Our curators have a huge job caring for our enormous and diverse collection of over 500,000 objects! Their areas of expertise are as diverse and interesting as the scope of the Museum's collection.
Richard Neville, author, journalist, social commentator and co-founder of Oz magazine sadly passed away on Sunday 4 September. I recall Richard visiting the Museum around the time he was writing his autobiography, Hippie, Hippie, Shake: The Dreams, the Trips, the Trials, the Love-ins, the Screw ups—the Sixties (William Heinemann, 1995).
I have been lucky to gain a place as a volunteer two years ago with MAAS. More recently, I have had the pleasure of joining the MAAS ‘David Mist Digitisation Project’ team, as part of my Master in Museum and Heritage Studies at the University of Sydney.

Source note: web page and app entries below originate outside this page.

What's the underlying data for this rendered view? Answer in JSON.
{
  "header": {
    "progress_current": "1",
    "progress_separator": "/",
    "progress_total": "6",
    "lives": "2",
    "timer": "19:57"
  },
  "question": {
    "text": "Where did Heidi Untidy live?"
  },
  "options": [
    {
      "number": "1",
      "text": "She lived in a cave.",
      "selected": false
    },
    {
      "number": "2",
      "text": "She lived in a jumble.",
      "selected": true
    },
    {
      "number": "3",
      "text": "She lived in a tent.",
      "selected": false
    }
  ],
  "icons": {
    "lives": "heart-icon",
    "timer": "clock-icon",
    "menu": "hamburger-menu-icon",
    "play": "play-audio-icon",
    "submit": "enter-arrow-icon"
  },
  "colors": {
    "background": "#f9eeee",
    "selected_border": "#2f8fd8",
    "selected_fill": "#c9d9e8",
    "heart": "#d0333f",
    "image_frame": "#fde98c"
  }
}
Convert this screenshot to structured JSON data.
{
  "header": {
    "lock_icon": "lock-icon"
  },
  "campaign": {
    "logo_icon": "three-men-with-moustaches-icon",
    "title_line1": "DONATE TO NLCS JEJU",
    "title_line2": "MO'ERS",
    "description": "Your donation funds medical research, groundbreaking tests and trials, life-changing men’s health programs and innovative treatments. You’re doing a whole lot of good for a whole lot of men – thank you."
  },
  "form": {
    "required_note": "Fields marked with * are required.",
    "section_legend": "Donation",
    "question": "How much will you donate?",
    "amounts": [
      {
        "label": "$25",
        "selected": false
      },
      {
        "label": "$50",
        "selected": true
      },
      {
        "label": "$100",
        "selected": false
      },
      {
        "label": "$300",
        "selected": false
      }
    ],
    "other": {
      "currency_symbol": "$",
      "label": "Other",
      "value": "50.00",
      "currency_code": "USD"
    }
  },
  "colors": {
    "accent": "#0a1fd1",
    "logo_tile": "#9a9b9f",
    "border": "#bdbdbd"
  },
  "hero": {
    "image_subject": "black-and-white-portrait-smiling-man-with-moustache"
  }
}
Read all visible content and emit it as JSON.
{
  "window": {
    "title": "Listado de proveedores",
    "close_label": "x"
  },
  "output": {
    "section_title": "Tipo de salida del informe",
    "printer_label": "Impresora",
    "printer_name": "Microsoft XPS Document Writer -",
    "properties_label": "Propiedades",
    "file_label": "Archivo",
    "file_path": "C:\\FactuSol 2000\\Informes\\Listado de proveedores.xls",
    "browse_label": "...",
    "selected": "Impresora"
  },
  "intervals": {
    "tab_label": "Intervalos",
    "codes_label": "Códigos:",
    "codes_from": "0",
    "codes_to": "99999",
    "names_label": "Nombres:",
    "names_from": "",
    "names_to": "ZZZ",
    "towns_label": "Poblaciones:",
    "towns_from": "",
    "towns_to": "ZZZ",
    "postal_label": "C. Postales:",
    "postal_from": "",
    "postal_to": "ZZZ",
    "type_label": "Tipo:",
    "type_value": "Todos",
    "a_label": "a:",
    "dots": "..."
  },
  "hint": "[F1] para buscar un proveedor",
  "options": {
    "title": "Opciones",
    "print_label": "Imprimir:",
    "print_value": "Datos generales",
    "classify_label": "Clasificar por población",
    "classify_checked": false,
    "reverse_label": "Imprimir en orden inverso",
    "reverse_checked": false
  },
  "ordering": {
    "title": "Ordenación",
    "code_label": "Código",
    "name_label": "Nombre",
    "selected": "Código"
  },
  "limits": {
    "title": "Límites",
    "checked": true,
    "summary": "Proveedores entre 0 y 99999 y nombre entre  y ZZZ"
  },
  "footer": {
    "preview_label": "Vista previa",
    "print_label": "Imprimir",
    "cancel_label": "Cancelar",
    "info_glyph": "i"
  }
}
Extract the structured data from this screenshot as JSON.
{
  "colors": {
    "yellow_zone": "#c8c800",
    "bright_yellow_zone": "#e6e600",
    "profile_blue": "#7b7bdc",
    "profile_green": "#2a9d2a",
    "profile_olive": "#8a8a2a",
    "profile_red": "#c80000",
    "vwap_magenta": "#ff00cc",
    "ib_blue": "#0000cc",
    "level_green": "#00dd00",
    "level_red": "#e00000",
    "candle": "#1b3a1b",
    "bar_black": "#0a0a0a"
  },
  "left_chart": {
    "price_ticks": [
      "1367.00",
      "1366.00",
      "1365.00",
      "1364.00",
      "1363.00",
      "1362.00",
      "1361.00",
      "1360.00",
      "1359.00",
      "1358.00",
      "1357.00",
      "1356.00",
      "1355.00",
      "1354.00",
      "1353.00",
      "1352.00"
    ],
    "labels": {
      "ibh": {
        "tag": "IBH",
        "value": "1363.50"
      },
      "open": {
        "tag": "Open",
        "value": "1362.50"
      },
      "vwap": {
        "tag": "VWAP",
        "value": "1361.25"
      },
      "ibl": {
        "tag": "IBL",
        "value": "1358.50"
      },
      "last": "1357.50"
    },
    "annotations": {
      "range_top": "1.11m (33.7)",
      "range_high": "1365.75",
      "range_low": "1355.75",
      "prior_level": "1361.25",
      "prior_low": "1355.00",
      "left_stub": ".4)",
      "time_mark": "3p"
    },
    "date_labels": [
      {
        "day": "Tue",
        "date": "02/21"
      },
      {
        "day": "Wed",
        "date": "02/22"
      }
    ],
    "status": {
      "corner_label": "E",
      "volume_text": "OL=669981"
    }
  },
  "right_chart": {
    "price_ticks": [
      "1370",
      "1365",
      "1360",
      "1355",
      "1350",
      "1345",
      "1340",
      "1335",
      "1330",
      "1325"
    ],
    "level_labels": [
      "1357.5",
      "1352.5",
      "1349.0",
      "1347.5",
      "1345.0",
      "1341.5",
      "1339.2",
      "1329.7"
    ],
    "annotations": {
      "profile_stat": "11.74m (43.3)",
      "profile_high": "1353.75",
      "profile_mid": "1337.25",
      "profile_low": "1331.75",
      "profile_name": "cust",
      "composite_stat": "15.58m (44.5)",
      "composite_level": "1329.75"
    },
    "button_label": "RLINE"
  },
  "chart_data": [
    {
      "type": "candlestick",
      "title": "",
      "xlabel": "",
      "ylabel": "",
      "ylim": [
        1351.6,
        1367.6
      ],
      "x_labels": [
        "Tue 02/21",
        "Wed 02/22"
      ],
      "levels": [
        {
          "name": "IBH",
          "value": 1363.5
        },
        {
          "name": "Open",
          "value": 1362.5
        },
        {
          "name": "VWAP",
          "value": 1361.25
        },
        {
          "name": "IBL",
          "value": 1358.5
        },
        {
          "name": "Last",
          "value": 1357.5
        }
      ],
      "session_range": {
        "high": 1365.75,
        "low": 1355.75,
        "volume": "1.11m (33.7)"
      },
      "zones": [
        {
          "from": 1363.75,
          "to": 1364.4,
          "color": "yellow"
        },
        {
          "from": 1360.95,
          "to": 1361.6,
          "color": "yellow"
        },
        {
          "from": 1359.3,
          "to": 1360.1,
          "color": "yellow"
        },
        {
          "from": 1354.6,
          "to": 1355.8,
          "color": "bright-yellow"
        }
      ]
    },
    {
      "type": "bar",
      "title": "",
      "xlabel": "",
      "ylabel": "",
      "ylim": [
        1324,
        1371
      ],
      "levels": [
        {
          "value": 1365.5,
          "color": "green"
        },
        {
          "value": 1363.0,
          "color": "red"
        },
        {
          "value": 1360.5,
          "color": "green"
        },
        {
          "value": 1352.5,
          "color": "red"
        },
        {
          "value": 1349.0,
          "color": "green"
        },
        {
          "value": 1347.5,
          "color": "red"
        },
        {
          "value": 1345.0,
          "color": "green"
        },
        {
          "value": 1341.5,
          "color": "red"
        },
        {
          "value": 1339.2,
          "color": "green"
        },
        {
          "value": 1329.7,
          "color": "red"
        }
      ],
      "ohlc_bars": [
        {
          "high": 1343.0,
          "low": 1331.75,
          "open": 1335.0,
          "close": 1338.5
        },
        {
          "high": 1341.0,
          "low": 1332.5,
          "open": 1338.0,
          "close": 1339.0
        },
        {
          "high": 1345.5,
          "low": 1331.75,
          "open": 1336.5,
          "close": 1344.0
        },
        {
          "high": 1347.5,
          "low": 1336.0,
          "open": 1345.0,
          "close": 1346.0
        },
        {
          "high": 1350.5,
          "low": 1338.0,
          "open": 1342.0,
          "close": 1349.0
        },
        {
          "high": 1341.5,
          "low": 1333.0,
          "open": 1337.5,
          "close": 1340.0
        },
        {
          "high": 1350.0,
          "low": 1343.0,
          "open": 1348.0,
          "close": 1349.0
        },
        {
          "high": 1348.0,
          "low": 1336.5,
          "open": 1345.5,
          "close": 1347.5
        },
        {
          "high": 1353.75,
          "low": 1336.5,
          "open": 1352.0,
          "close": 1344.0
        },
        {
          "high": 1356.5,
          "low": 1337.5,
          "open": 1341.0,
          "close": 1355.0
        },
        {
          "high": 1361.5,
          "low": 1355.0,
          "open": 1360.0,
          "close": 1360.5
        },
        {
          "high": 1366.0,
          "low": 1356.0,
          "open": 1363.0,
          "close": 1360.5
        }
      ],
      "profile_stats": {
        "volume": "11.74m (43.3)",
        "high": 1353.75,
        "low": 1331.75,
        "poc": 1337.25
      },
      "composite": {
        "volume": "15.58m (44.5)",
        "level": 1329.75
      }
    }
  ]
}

Anna Tregloan has designed staging and costumes for a wide variety of independent theatre companies and artists in Australia and overseas. Here she discusses her approach to the exhibition design for Collette Dinnigan: Unlaced with MAAS fashion curator, Glynis Jones.
Annette Kellerman's successes in a number of fields are extraordinary. Born in Sydney in 1886, she became an international celebrity as an endurance swimmer, a highly paid entertainer of the vaudeville stage and a star of American silent films. She played a key role in popularising the modern one-piece swimsuit for women, became a successful businesswoman and wrote self-help books about health, beauty and exercise.
When you think about the Industrial Revolution steam engines, factory manufacturing and railways all spring to mind. What about the wool industry in Australia? How could sheep grazing on vast tracts of land here and the production of wool be influenced by the Industrial Revolution in Britain?
Open-air cinemas are popping up all around Sydney as our famed summer weather rolls on. An earlier form of open-air cinema, the drive-in theatre, originally became popular in the 1950s as car ownership in Australia soared.
Frocks may seem rather innocuous but dress was essential in the creation of colonial Australia. In the 19th century, appropriate attire was a marker of respectability and an expression of status, wealth and beliefs.
Have you ever wondered why the Capitol Theatre in Sydney's Haymarket is such a strange design? It was originally a fruit and veggie market! 2016 marks the theatre’s 100th birthday. What a century it’s been, filled with performing seals, elephants, mermaids and now the von Trapp children.
Last month saw the passing of Guy Buckingham (1921-2015), the man who introduced low-cost motor sport into Australia with the Formula Vee. This was an inexpensive open-wheeled racing car for beginners using a VW engine, suspension and transmission, devised in 1959.